By the 25th May 2018 GDPR comes in to force and it affects anyone who trades with anyone within the EU.
Within the UK there are now thousands of experts in the field, guiding companies through the process of readiness, changing contractual terms for their suppliers (and increasing limits of liability for breaches if uncapped liability not an option) and generally keeping compliance departments really really busy.
Potential fines are HUGE (4% of global turnover) and will fund regulators so expect there to be fines. The biggest risk to individual companies however is the claimant solicitors all ready in the wings to take on cases where people feel their data has been breached. Seriously, just do a google search and see how many domain names have already been registered in anticipation.
We would outline the details of the forthcoming legislation and a handy guide of what to do, how and when. But it’s not straight forward and it’s probably best to hear it from those managing it, such as the ICO in the UK.
What have we done?
Whilst reviewing the legislation as a whole got dull quickly, how it affected us (we are ever so slightly narcissistic) did not and we’ve held a number of compliance meetings over the past 6 months. The outcome of which can be summarised as follows in terms of how we have interpreted the act and what we have done about it.
Privacy by design
This is a phrase oft repeated when discussing the act but it really is pertinent. We have reviewed every single one of our processes (that was a fun week) from searching on our site to making a purchase and have ensured that this principle is upheld EVERY SINGLE TIME.

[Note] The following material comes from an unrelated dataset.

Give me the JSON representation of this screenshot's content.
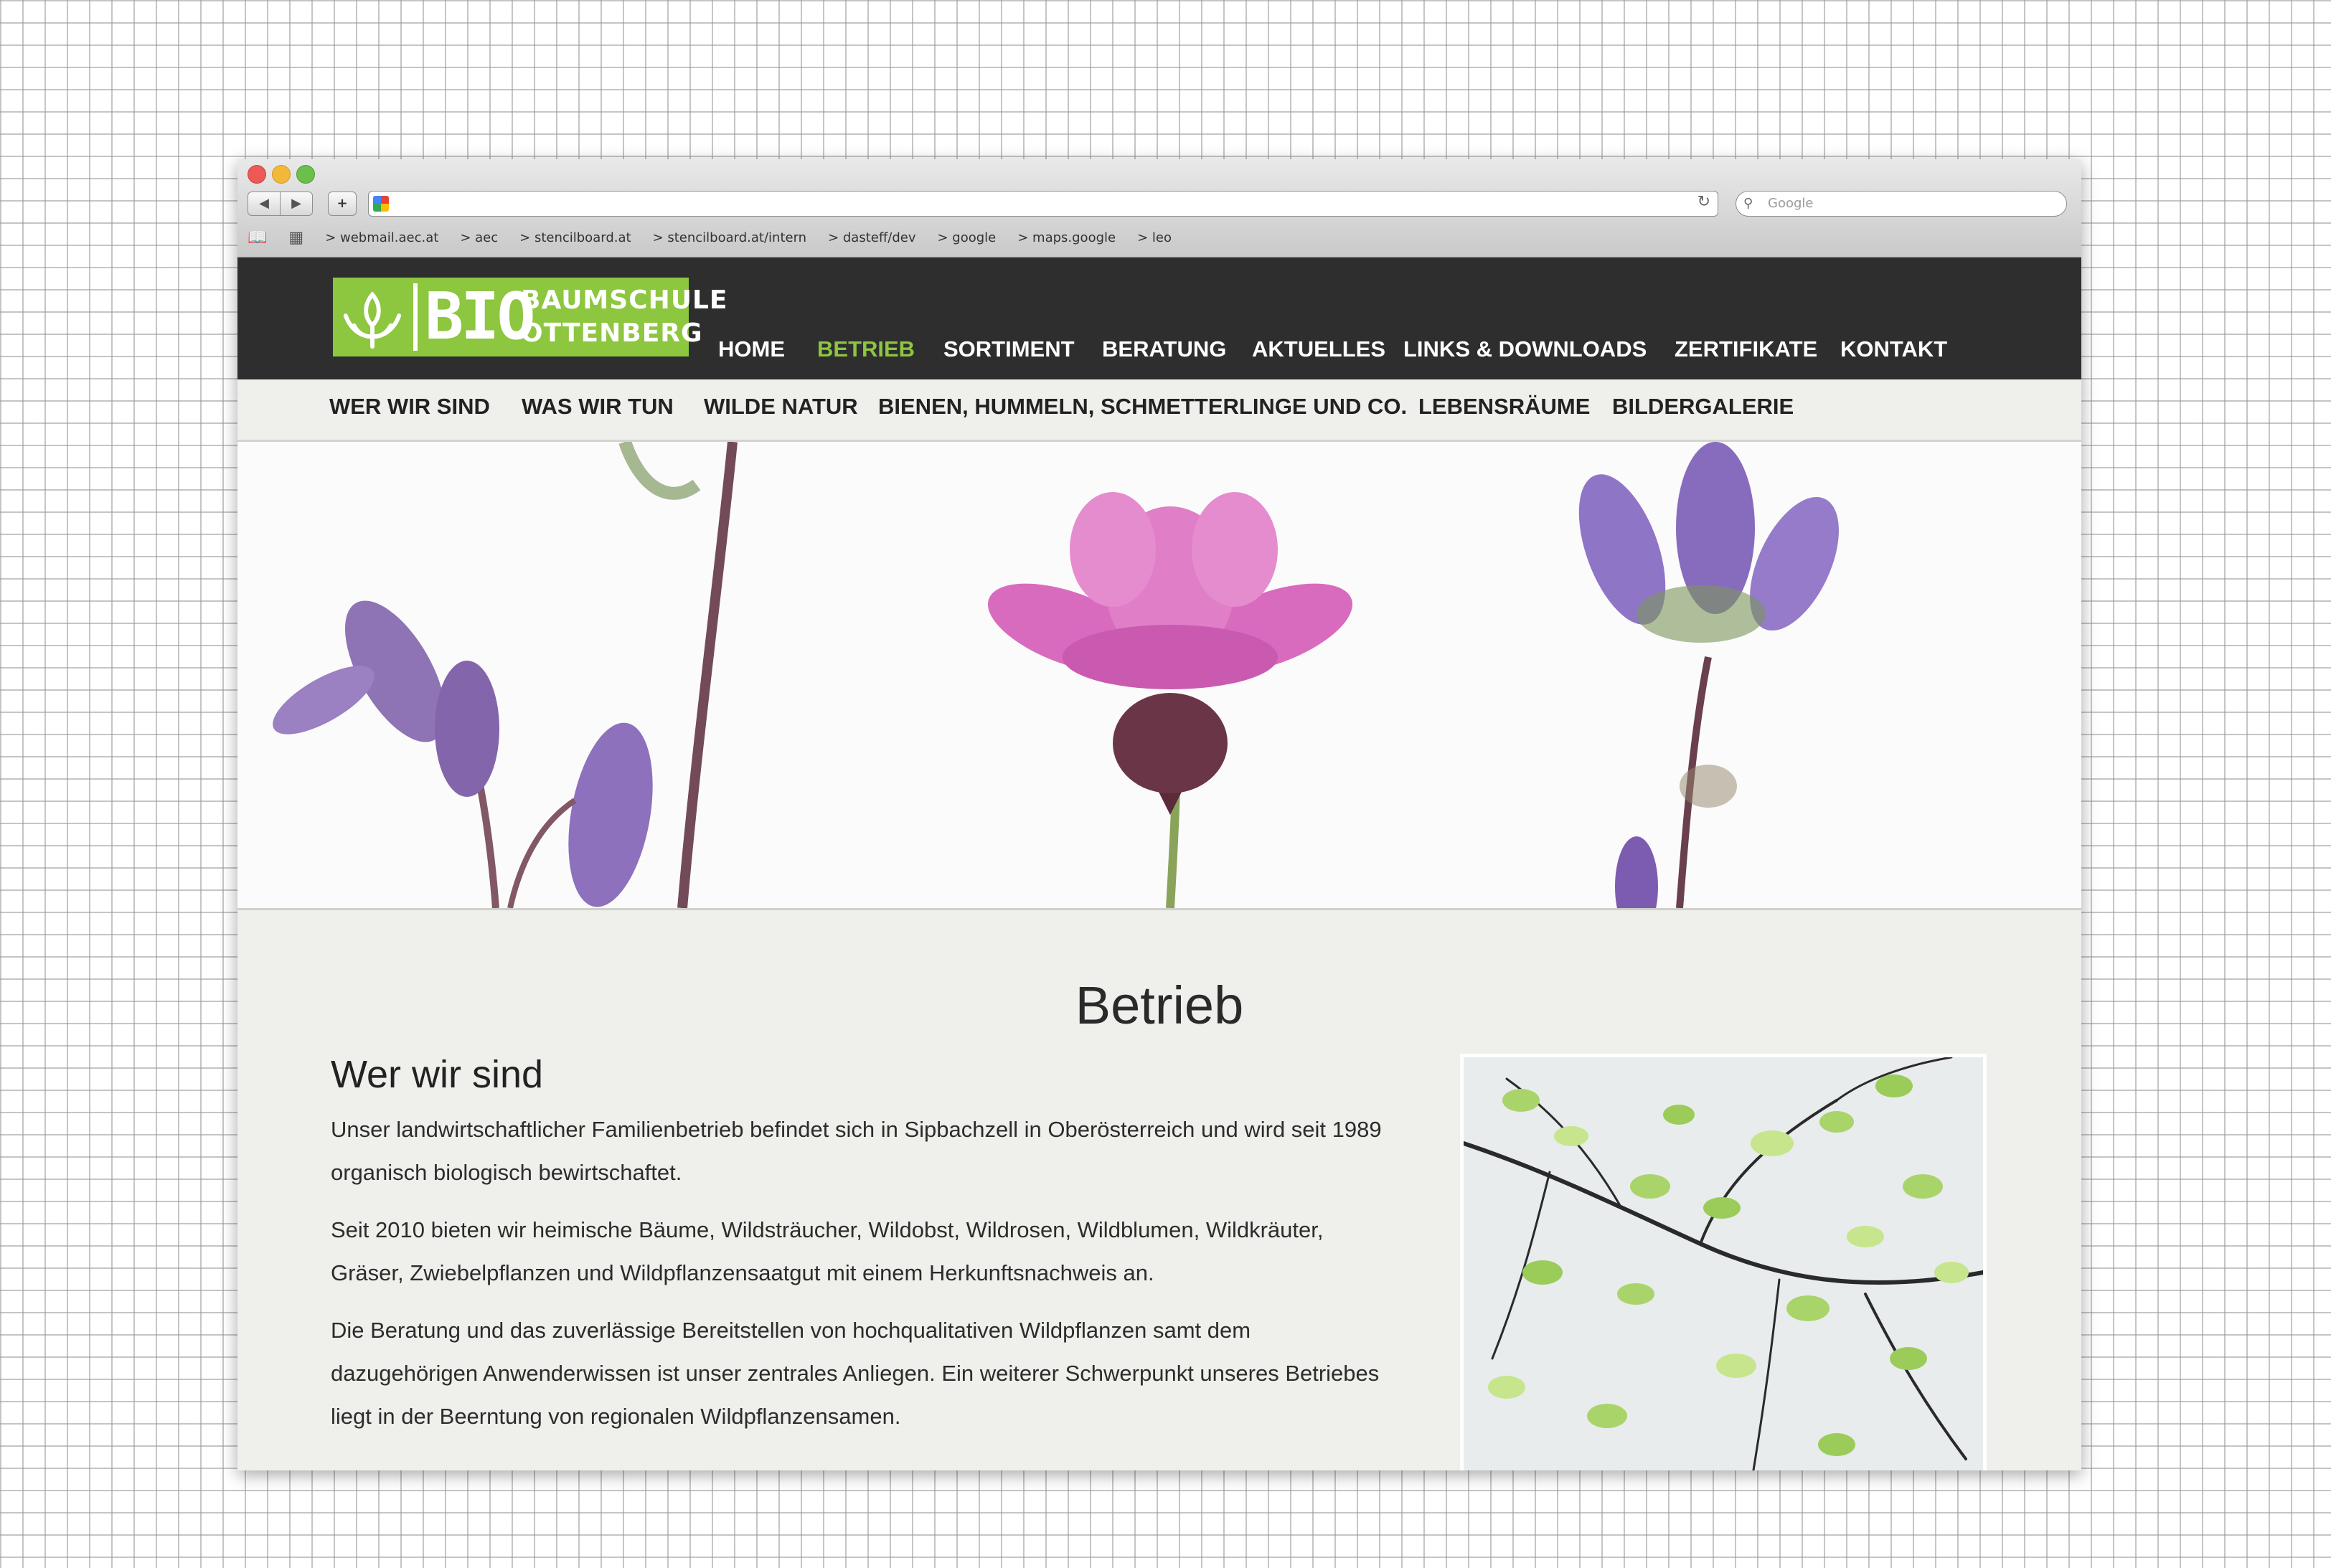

What this means in real words;
- We only use the data you supply when making a purchase to process your purchase
- It is has NEVER been used for anything else and never will be
- We don’t auto-sign you up for anything.
- Anything you do sign up for (news letter, creating an account) is strictly opt-in only
- We have never sold or passed on data, we’re not about to start
Actually, this was the easy bit for us – we didn’t really need to do or change anything, just map it all out. We’ve also never had adverts or banners on the site so that was another area we didn’t have to consider.
Retention of Data
The act is quite clear in that records should only be held as long as they need to be, and to be fair this has not changed from the current legislation in the Data Protection Act.
We do retain purchase records because we are often contacted by customers who have changed PC’s or lost their template and ask us to resend it, sometimes many years after the purchase date.
Because we actually like helping folk out we’ve been more than happy to do this at no charge but after much internal debate we’ve concluded that we need to auto delete purchase records after a suitable period. Presently we are fixed on retention for 60 days and have already deleted thousands of records ahead of May.
In real terms this means we will happily carry on helping folk out who have lost a template purchased a few years ago, we just won’t be able to find the purchase record so it will be imperative that you retain your invoice.
We’ll issue a further update ahead of May, but rest assured we are taking the whole GDPR thing ever so seriously.